processes. In the models, the maximum decoupling depth is constrained by surface heat flow data and the presumed subarc mantle temperature of > 1250°C. We find that the optimal maximum decoupling depth for most subduction zones is in the range of 70 to 80 km. For all subduction zones, the stagnant part of the forearc mantle wedge above the maximum decoupling depth is sufficiently cold to allow serpentine to be stable, but the actual degree of serpentinization depends on the availability of fluids. For subduction zones with a young and warm slab such as Cascadia and Nankai, dehydration of the subducting crust peaks beneath the stagnant part of the mantle wedge, providing ample fluid for serpentinization. For subduction zones with an old and cold slab such as NE Japan and Hikurangi, crustal dehydration peaks at greater depths, and significantly less metamorphic fluid
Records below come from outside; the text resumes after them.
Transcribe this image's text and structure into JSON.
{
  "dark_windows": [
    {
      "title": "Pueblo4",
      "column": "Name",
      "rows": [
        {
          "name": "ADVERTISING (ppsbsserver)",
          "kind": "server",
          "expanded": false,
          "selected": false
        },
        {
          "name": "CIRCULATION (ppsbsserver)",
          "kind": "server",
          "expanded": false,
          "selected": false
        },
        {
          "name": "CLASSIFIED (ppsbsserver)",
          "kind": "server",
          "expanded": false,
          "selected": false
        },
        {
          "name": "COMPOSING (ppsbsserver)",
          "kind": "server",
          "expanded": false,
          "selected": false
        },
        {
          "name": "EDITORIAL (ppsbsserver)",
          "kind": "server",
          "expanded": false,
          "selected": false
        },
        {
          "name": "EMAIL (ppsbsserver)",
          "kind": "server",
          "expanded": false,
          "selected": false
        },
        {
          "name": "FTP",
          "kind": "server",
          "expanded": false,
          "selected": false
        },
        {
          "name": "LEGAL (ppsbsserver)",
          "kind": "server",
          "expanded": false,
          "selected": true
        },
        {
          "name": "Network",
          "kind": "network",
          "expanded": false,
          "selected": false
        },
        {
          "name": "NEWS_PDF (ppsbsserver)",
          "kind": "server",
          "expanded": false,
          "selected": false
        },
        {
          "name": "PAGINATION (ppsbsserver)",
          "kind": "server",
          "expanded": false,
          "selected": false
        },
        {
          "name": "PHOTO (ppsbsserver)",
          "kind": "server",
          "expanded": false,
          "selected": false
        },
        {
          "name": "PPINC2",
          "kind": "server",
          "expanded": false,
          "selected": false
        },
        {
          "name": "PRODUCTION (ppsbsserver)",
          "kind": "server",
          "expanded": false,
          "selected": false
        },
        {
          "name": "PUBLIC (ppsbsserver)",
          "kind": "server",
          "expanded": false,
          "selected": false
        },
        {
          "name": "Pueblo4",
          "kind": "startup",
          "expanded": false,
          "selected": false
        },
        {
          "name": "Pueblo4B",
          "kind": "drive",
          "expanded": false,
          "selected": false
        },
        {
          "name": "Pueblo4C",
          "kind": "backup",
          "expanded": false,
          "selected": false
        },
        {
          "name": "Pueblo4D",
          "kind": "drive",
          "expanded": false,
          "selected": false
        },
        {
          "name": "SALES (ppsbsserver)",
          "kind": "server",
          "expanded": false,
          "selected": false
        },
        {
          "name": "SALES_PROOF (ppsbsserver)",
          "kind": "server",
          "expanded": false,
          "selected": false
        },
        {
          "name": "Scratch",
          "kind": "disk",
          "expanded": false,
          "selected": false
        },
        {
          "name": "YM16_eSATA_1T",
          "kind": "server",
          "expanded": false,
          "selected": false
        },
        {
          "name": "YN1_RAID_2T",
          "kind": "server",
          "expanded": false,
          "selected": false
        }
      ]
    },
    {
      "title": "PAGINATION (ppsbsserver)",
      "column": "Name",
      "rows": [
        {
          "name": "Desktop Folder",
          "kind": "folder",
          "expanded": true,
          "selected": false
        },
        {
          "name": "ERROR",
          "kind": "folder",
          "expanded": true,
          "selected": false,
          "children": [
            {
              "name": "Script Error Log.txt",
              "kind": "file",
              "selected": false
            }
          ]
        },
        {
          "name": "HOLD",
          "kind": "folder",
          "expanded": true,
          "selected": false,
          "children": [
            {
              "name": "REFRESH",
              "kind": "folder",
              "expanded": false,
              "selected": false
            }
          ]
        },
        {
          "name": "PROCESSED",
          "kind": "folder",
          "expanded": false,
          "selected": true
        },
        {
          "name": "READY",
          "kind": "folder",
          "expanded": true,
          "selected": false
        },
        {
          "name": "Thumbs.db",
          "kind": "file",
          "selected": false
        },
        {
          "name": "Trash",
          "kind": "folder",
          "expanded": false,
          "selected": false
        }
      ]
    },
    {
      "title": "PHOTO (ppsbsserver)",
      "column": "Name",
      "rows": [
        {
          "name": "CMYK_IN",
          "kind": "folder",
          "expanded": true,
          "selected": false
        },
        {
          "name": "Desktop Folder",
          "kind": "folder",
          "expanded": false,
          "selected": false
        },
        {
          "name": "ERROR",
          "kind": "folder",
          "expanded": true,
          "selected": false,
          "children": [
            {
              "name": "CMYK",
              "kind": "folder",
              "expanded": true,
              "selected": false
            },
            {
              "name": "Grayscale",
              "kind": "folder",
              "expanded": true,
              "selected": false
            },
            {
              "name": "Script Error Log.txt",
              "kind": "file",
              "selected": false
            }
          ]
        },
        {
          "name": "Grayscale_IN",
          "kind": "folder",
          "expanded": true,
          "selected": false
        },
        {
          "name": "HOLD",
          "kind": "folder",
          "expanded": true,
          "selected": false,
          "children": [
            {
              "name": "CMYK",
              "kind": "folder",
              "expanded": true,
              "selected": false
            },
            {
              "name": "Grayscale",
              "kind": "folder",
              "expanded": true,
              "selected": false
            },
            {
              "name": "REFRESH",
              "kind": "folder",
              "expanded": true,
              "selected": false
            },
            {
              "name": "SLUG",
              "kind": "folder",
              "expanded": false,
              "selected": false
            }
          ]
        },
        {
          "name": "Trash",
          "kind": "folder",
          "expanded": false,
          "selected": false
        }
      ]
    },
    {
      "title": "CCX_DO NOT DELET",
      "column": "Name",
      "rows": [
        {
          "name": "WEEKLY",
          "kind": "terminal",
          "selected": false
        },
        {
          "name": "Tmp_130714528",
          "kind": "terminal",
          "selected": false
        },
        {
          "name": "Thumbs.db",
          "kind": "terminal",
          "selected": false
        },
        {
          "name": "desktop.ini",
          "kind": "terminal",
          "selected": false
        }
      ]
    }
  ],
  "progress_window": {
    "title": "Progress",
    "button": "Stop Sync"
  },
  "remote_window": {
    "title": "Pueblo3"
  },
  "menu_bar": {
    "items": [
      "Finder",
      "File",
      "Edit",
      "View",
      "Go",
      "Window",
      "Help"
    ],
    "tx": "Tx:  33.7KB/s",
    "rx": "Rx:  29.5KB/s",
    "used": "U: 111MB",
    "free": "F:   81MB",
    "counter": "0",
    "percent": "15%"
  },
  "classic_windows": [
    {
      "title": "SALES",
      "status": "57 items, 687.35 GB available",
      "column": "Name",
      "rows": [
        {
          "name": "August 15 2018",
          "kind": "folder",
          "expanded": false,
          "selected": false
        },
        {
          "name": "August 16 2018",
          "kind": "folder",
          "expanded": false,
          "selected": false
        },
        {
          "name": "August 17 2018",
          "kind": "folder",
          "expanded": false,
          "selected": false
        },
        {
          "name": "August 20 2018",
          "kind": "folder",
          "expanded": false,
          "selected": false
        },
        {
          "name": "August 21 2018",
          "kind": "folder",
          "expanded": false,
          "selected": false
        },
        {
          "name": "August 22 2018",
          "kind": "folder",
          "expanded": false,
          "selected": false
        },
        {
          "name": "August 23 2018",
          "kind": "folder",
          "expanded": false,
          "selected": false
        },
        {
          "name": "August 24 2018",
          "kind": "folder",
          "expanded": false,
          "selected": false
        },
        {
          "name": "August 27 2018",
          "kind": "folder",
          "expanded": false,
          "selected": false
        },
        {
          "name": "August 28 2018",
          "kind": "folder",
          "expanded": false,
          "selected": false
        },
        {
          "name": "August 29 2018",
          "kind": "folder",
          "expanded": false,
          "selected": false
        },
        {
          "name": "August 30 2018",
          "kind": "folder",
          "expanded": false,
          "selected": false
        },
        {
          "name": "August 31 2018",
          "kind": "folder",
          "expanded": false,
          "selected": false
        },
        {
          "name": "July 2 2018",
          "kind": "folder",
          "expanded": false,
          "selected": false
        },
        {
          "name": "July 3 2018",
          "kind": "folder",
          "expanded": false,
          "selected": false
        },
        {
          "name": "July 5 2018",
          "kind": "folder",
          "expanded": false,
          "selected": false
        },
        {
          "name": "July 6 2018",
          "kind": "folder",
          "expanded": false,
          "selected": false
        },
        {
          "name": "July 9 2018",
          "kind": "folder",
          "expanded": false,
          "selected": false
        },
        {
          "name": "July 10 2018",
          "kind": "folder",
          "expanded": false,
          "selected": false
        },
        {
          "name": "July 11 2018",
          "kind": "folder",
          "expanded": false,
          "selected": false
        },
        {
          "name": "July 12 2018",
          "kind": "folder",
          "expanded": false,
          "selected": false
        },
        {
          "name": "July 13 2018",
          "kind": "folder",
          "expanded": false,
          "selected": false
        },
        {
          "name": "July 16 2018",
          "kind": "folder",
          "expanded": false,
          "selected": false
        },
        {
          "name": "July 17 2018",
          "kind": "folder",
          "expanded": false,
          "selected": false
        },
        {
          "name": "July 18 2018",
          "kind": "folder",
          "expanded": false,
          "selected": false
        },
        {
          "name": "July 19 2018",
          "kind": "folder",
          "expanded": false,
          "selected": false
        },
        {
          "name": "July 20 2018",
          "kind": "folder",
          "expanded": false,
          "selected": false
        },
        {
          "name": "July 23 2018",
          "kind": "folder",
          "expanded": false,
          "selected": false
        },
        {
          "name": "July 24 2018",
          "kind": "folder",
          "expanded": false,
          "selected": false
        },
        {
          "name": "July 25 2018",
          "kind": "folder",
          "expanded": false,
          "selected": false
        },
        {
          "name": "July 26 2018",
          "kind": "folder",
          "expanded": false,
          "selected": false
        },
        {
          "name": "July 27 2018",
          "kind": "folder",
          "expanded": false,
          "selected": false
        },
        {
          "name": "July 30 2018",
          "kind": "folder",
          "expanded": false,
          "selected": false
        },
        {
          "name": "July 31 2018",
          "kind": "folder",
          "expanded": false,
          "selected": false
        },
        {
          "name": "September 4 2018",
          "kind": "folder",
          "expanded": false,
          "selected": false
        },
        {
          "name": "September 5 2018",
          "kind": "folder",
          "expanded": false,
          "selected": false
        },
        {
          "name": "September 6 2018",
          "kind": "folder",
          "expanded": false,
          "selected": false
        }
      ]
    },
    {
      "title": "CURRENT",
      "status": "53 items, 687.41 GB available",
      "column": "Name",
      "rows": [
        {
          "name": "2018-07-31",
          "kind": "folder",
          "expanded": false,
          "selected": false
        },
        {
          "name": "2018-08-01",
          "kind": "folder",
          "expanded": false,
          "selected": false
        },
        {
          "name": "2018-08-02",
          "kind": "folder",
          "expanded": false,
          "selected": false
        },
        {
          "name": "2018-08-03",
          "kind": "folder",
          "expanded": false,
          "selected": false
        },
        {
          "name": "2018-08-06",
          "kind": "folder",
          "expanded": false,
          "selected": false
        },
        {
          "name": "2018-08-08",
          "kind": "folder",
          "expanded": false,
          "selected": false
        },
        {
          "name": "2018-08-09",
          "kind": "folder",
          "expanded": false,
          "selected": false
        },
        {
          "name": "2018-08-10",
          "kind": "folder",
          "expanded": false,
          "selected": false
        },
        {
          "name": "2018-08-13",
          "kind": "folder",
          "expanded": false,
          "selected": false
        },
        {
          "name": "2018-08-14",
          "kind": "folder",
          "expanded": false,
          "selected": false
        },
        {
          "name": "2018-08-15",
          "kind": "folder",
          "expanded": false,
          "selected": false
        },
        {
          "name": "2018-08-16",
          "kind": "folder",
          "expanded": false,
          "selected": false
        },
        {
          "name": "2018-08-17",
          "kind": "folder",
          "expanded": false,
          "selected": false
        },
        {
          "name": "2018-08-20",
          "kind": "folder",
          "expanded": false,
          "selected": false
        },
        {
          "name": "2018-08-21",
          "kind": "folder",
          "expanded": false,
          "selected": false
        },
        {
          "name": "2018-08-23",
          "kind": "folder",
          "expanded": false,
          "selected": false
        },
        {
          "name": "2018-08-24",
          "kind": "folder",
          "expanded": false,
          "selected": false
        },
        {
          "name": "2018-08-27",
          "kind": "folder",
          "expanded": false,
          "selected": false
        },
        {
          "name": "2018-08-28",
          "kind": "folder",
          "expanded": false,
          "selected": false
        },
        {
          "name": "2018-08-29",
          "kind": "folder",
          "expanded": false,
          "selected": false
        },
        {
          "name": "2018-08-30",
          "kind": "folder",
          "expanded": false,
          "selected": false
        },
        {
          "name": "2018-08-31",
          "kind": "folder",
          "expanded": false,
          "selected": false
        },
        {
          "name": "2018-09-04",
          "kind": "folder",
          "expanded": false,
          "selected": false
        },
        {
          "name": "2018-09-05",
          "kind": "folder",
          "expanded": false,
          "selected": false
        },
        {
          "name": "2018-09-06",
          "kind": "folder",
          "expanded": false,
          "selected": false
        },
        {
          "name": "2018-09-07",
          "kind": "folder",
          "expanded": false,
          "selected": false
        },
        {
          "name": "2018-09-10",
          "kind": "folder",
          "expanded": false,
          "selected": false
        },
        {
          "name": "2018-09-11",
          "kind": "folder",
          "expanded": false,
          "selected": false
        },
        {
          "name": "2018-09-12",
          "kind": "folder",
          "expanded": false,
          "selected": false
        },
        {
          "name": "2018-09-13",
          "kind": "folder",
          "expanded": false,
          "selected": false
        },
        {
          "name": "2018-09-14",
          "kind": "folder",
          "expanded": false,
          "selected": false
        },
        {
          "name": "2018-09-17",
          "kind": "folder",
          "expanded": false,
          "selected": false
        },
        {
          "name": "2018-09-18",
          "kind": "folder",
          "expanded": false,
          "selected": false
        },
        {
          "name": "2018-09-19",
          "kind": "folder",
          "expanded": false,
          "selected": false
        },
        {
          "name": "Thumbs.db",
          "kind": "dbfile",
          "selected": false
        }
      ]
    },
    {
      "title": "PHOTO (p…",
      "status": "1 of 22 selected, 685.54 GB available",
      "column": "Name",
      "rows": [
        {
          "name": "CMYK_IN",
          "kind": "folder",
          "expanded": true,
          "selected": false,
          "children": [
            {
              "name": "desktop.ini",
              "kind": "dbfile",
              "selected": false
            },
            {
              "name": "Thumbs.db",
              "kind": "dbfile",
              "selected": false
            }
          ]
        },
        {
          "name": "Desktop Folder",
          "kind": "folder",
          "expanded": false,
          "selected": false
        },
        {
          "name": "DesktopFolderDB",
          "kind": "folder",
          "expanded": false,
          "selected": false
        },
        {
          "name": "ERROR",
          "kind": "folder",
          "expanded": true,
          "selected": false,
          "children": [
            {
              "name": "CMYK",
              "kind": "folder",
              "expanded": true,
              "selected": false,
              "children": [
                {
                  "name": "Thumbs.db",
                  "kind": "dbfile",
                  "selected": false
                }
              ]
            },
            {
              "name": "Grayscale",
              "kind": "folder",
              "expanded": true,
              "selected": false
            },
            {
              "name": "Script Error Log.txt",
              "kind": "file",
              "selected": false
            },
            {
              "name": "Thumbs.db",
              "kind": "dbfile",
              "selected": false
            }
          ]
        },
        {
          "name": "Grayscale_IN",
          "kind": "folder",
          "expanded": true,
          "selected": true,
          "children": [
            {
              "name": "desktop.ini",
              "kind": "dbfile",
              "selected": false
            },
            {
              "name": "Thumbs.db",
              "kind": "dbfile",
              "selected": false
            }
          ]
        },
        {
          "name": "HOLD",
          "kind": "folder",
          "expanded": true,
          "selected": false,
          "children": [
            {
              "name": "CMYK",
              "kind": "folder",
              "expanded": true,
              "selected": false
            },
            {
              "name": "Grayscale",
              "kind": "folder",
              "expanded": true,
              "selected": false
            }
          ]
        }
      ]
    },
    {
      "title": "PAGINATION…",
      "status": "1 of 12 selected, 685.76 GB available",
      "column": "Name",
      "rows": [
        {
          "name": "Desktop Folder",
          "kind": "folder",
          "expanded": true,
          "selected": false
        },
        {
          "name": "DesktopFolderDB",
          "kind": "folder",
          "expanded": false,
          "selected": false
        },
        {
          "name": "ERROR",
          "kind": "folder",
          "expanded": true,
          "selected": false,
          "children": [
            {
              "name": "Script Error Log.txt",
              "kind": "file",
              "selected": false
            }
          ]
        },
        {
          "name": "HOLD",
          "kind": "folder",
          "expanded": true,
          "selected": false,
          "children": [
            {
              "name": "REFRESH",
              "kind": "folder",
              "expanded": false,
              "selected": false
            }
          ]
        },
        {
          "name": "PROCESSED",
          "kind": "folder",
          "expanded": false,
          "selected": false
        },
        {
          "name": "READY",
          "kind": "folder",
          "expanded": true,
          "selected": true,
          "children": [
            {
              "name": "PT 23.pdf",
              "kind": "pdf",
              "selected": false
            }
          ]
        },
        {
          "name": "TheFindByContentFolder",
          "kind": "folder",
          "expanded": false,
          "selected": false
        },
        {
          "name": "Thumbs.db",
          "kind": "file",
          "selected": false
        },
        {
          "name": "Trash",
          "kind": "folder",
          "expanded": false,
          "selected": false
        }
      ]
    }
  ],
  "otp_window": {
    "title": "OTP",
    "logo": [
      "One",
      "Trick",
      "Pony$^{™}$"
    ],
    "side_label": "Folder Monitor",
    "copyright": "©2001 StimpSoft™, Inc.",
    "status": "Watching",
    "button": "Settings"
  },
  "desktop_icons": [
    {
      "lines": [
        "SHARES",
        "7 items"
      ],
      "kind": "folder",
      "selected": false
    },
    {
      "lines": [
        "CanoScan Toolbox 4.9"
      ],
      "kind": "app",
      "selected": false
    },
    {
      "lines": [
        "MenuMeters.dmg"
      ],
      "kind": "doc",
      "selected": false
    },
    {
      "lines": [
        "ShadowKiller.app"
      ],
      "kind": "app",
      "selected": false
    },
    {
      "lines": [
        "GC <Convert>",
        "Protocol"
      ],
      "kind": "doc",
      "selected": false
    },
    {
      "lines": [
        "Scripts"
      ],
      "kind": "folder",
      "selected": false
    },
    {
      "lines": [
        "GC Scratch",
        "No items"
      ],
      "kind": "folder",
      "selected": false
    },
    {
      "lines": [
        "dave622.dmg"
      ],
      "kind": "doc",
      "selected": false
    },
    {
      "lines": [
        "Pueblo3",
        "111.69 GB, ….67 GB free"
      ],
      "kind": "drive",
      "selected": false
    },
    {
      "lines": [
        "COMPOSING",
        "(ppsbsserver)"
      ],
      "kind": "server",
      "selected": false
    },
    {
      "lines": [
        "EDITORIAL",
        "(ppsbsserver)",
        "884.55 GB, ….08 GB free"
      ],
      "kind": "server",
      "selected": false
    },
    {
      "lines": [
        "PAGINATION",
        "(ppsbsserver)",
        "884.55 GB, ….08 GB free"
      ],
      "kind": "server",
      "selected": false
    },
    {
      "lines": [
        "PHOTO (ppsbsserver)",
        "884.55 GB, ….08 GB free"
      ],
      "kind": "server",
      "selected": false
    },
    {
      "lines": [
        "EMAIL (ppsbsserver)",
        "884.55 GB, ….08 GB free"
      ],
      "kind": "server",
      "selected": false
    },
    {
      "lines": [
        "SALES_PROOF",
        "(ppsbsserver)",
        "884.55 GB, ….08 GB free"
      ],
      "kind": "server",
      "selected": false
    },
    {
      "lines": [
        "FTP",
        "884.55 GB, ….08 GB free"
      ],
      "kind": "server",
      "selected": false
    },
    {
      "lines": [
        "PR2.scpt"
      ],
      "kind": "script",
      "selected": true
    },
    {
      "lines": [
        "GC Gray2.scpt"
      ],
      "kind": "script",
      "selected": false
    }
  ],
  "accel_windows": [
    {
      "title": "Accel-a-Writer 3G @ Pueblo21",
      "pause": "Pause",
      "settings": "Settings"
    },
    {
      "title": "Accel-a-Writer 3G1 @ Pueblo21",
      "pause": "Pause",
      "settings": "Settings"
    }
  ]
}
is released beneath the stagnant part of the mantle wedge and lower degree of serpentinization is expected except at ocean-ocean subduction zones such as Mariana and Kermadec. Beneath the arc, cold slabs provide large fluid flux into the hot and flowing part of the mantle wedge to promote melt production and arc volcanism. In contrast, young slabs are significantly drier at subarc depths, and a lower level of arc volcanism is expected.